Implementation of History
In order for children to know and understand more in each area of history studied, there is a structure to the lesson sequence whereby prior learning is always considered and opportunities for revision of facts and historical understanding are built into lessons through lesson Flashbacks. These cover both short and long-term knowledge and where possible, these will be covering British History (chronologically as much as possible) as well as local/ global history. This process will be ongoing in order to allow for this revision to become part of good practice and to help build a depth to children’s historical understanding. Children need to be equipped with the processes (both skills and the substantive knowledge focusing around the differences between historical periods) in order to become historians. We will ensure that researching and communicating findings progress alongside concepts of change, continuity, causation, consequence, similarity, difference and significance. Through revisiting and consolidating these processes, children will build on prior knowledge to develop new skills and challenges. Teachers will consider the needs and interests of each cohort to ensure they are planning learning experiences that will enable the children to learn skills and knowledge that will enthuse and help them to understand more securely at the appropriate level all about their world today and the events that have shaped it. Teachers will also use their knowledge of where children are in their learning journey to reinforce the idea of chronology to the children. For example, ‘Last year, you learnt about Vikings, and this year you will be learning about…’
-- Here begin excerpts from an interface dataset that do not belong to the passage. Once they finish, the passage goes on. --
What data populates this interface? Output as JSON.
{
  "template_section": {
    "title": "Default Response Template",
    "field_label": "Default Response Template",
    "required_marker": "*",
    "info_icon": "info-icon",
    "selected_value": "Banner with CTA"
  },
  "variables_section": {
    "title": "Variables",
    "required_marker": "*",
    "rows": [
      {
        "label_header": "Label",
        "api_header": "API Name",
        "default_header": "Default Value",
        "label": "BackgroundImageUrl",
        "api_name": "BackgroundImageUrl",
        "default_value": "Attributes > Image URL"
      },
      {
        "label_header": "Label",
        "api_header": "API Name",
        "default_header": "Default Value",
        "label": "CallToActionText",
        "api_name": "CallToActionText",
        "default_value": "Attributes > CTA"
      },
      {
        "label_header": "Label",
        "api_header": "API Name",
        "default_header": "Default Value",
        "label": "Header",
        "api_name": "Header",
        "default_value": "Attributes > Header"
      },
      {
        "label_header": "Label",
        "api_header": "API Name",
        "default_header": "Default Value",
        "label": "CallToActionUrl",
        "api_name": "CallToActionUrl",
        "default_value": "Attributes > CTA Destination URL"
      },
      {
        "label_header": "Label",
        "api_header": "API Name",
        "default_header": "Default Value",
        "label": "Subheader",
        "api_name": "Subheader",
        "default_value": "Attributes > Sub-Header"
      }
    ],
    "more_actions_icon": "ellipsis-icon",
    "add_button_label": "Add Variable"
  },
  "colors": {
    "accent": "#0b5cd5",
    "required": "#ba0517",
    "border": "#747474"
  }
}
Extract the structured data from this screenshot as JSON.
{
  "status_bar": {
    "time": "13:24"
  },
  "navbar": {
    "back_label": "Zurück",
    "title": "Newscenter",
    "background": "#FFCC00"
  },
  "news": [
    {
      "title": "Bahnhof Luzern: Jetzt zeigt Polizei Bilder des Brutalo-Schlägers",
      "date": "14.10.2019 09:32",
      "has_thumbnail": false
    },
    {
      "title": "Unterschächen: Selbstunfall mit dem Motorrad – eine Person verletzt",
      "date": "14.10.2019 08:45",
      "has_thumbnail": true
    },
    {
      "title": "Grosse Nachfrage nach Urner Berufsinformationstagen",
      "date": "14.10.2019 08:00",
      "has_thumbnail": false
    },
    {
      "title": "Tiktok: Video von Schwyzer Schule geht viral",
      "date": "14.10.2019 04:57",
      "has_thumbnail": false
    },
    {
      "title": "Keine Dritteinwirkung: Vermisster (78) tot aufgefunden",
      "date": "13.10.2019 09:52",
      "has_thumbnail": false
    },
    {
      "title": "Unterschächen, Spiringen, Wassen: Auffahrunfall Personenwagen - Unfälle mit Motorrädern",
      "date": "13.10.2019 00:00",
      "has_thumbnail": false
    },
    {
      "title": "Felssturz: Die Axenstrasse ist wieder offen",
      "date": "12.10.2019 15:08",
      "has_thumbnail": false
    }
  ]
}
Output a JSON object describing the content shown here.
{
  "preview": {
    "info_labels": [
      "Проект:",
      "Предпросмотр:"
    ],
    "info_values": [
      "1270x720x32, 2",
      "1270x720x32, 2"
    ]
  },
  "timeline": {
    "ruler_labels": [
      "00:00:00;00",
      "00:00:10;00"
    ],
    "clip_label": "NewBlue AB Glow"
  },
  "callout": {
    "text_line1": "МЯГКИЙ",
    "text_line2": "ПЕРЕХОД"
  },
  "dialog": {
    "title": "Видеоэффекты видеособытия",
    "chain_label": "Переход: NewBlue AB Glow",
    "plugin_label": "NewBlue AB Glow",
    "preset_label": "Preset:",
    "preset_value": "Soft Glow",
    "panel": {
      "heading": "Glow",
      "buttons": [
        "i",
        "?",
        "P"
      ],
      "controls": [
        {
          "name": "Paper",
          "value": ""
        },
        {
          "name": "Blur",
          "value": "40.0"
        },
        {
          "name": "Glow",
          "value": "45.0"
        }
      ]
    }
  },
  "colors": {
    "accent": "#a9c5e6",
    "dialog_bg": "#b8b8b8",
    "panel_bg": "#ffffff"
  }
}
As well as this, children’s understanding of chronology, and their ability to recall different events within historical periods will be reinforced and supported through the implementation of a timeline in each classroom. This will allow children to be able to see how changes happen overtime, and allow them to reflect back both within and beyond their lessons.
The purpose of our Geography and History curriculum is to encourage the children to develop a love of and a natural, passionate sense of enquiry about their environment and the events both within and beyond their living memory. We also want the children to be able to recall significant events in history with an idea of chronology, as well as understanding how history impacts on their environment, as well as the environment beyond their ‘life’ and be able to consider how these events, both past and present have helped to shape the physical environment.
We want the children to experience a drive for increasing their own knowledge base through a combination of theory, practical and explorative learning opportunities, which will provide them with a sense of understanding about their world, and their place within the world.
More importantly, we want to ensure that Geography and History is loved by teachers and pupils across school, therefore encouraging them to continue building on this wealth of knowledge and understanding, now and in the future. Impact can also be measured through key questioning skills built into lessons, child-led assessment such as their post-lesson learning journey (road maps) and continual assessment of children's outcomes both per class and across phase.
"I think the opportunity for more trips, or more real-life experiences"